Most of the herbs used in cooking have positive healing effects and are used in the making of herbal medicines as well as for flavouring added to dishes.
In this series which follows, we deal with the more common herbs and their medicinal values.
The ancient Greeks knew the use of thyme for sore throat, colds, coughs and chest problems---they also used it as an anti biotic and anti bacterial by pouring one cup of boiling water on one teaspoon of dried herb.If you are fortunate to have fresh thyme growing in the garden use 2 big twigs in boiling water.Strain and drink hot or cold.
Ok, so the Greeks did not have the current range of medical drugs for that purpose and to their credit they did not suffer the aftereffects and side effects from those drugs - thyme does not have any side effects and can also be used together with any medication.
Its anti fungal properties are useful in cases of athletes foot--soak feet in a mixture of 4 teaspoons to a liter of water.
For a mouthwash used one teaspoon dried herbs in a cup of boiling water and gargle. You could do the same for sore throat and bad breath.
For dandruff try a stronger mixture and rub well into the scalp—keep the liquid in the fridge after using, it tend to go off if left in warmth. Three teaspoons to one cup of boiling water
A tea of caffeine free thyme is a great preventative for infections.One teaspoon to One cup of water.Add lemon and honey or sugar and hot or cold, it makes for a delicious drink.
Sometimes a cup of thyme tea will immediately alleviate stomach pains especially gas.
In general herbs are a natural healing agent and work at the pace that the body allows, it does not force healing just works with the body to rectify what’s amiss..
There are really no quick fixes when it comes to dis-ease—it probably takes the body sometime to show the symptoms of illness and to cure that properly though diet and herbs takes time too.
Ordinary medicine will alleviate the symptoms but does it effect a cure?

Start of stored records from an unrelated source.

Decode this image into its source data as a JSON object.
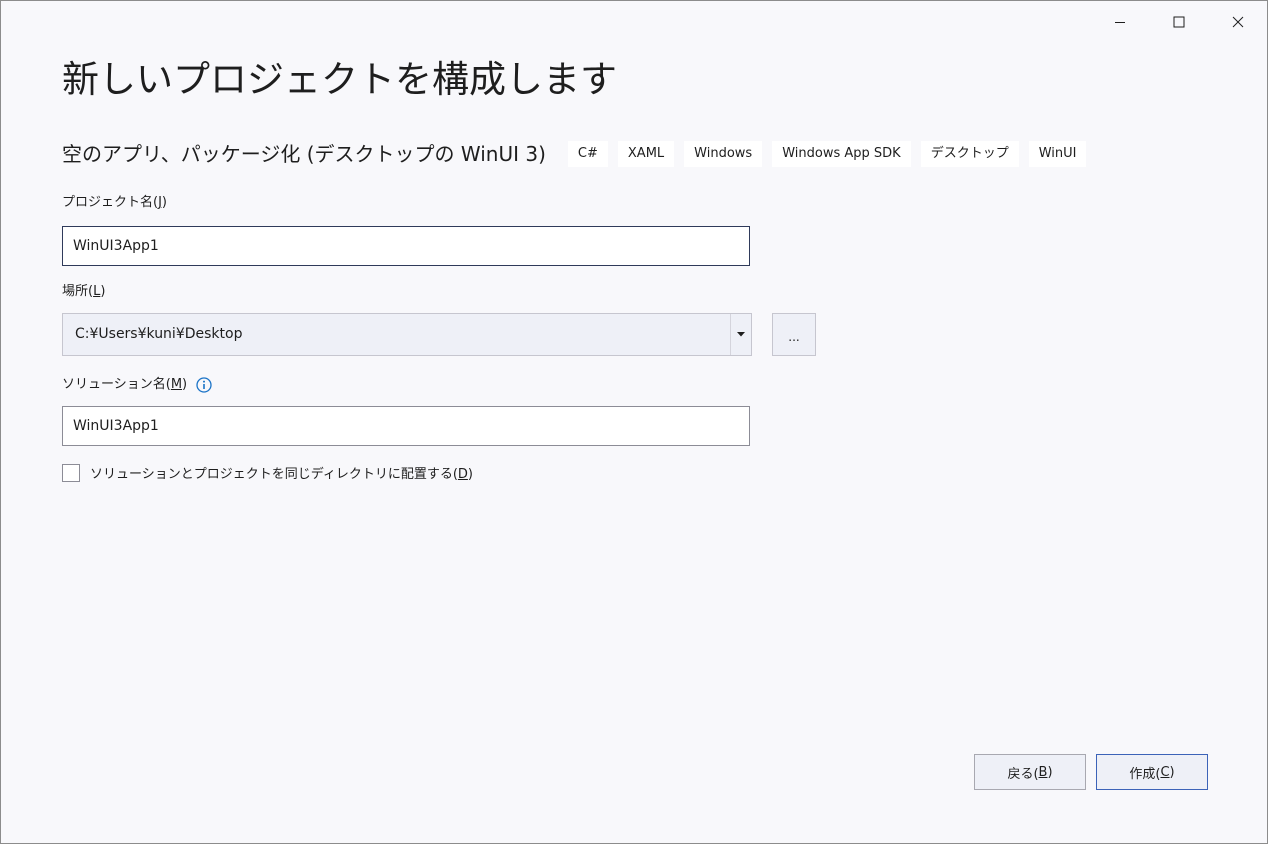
{
  "window": {
    "title": "新しいプロジェクトを構成します",
    "caption_buttons": [
      "minimize-icon",
      "maximize-icon",
      "close-icon"
    ]
  },
  "template": {
    "name": "空のアプリ、パッケージ化 (デスクトップの WinUI 3)",
    "tags": [
      "C#",
      "XAML",
      "Windows",
      "Windows App SDK",
      "デスクトップ",
      "WinUI"
    ]
  },
  "project_name": {
    "label": "プロジェクト名(",
    "accesskey": "J",
    "label_end": ")",
    "value": "WinUI3App1"
  },
  "location": {
    "label": "場所(",
    "accesskey": "L",
    "label_end": ")",
    "value": "C:¥Users¥kuni¥Desktop",
    "browse_label": "..."
  },
  "solution_name": {
    "label": "ソリューション名(",
    "accesskey": "M",
    "label_end": ")",
    "value": "WinUI3App1",
    "info_icon": "info-icon"
  },
  "same_directory": {
    "label": "ソリューションとプロジェクトを同じディレクトリに配置する(",
    "accesskey": "D",
    "label_end": ")",
    "checked": false
  },
  "buttons": {
    "back": {
      "label": "戻る(",
      "accesskey": "B",
      "label_end": ")"
    },
    "create": {
      "label": "作成(",
      "accesskey": "C",
      "label_end": ")"
    }
  },
  "colors": {
    "background": "#f8f8fb",
    "accent": "#3c63b8",
    "info": "#1a73c7"
  }
}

For more in depth details about thyme and other herbs visit our website at www.herbsorganic.co.za or go to herb pictures and information.
IN MOST CASES WE REFER TO DRIED HERB WHEN ADVOCATING AMOUNTS IN TEASPOON FOR TEAS .
DOUBLE THE AMOUNT WHEN USING FRESH HERB.
In the next newsletter we will deal with the herb Plantain in the series called
Street-wise-talking about herbs we see everyday in our garden and streets.